typeface family, 1917, from name of U.S. typographer Frederic W. Goudy (1865-1947).
sweet French aperitif, by 1901, trademark name, from the name of a family of French wine merchants.
principal language of Ethiopia, 1813, from Amhara, name of a central province in Ethiopia. It is in the Semitic family.
name of the British royal family from 1603 to 1668; see steward. Attested from 1873 as an attribution for styles from that period.
1630s, "of Germany or Germans," from Latin Germanicus, from Germani (see German (n.)). From 1773 as "of the Teutonic race;" from 1842 especially with reference to the language family that includes German, Dutch, English, etc. As a noun, the name of that language family, by 1892, replacing earlier Teutonic. Germanical is attested from 1550s.

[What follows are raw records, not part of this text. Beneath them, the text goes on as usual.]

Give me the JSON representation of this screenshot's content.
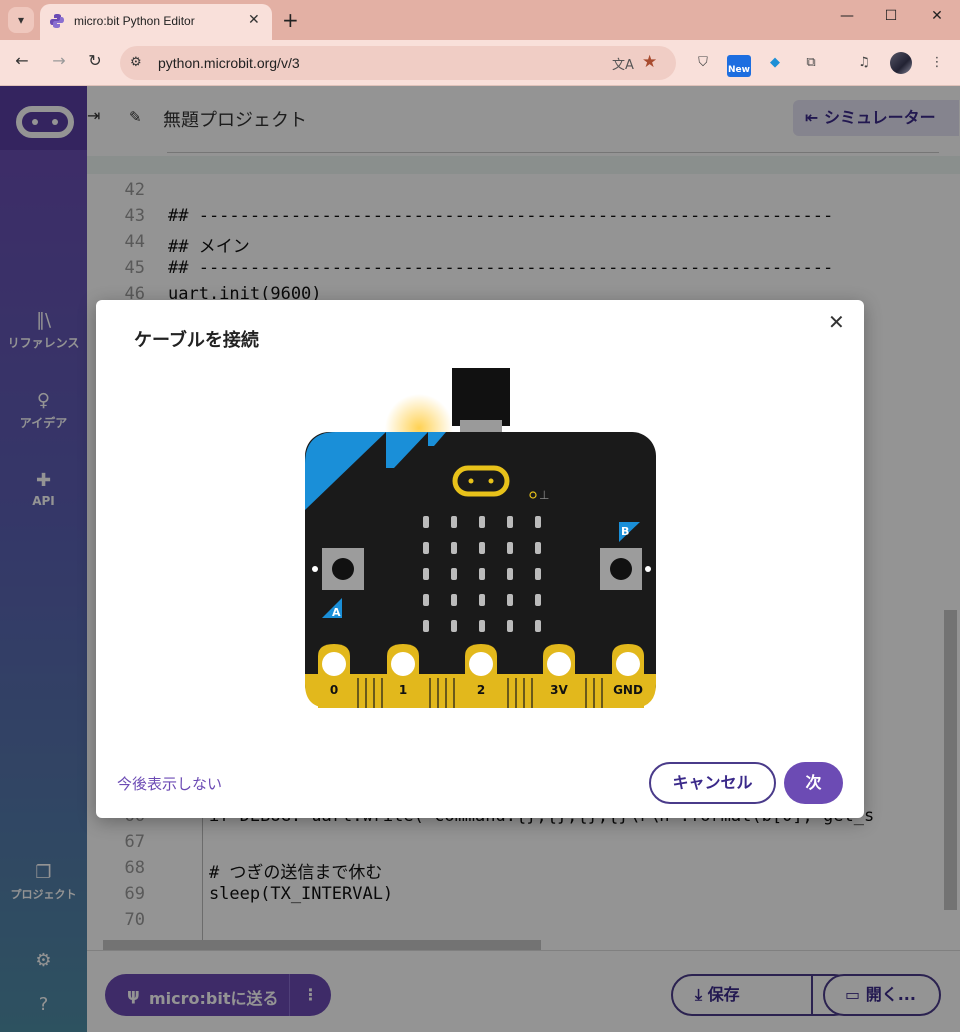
{
  "browser": {
    "tab_title": "micro:bit Python Editor",
    "url": "python.microbit.org/v/3",
    "new_badge": "New"
  },
  "sidebar": {
    "items": [
      {
        "label": "リファレンス"
      },
      {
        "label": "アイデア"
      },
      {
        "label": "API"
      },
      {
        "label": "プロジェクト"
      }
    ]
  },
  "header": {
    "project_name": "無題プロジェクト",
    "simulator_label": "シミュレーター"
  },
  "editor": {
    "lines": [
      {
        "n": "42",
        "t": ""
      },
      {
        "n": "43",
        "t": "## --------------------------------------------------------------"
      },
      {
        "n": "44",
        "t": "## メイン"
      },
      {
        "n": "45",
        "t": "## --------------------------------------------------------------"
      },
      {
        "n": "46",
        "t": "uart.init(9600)"
      },
      {
        "n": "66",
        "t": "    if DEBUG: uart.write(\"command:{},{},{},{}\\r\\n\".format(b[0], get_s"
      },
      {
        "n": "67",
        "t": ""
      },
      {
        "n": "68",
        "t": "    # つぎの送信まで休む"
      },
      {
        "n": "69",
        "t": "    sleep(TX_INTERVAL)"
      },
      {
        "n": "70",
        "t": ""
      }
    ]
  },
  "footer": {
    "send_label": "micro:bitに送る",
    "save_label": "保存",
    "open_label": "開く..."
  },
  "modal": {
    "title": "ケーブルを接続",
    "dont_show": "今後表示しない",
    "cancel": "キャンセル",
    "next": "次",
    "board": {
      "button_a": "A",
      "button_b": "B",
      "pins": [
        "0",
        "1",
        "2",
        "3V",
        "GND"
      ]
    }
  }
}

type of cake, 1903, from name of a town in Germany, the seat of a family which became known in Britain as Mountbatten.
Turkish dynastic family of 11c.-13c., c. 1600 (implied in Selzuccian), from Turkish Seljuq, name of the reputed ancestor of the dynasty.
Italian family that ruled Florence during the 15c., originally the plural of medico "a physician," from Latin medicus (see medical (adj.)). Related: Medicean.
[A]n illustrious family of Florence, appearing first as merchants of the medieval republic, and at the dawn of the Renaissance, in the fifteenth century, raised to supreme power through their liberality and merit. From this time on for three centuries, amid fortunes of varying brilliancy, this family produced popes, sovereigns, and tyrants, and it occupies a large place in the history of Europe. In the fine arts and literature the epithet has particular reference to Cosimo dei Medici, known as Cosimo the Elder, and to Lorenzo the Magnificent. [Century Dictionary]
named for Dutch mathematician Daniel Bernoulli (1700-1782), who published it in 1738. The family produced several noted mathematicians.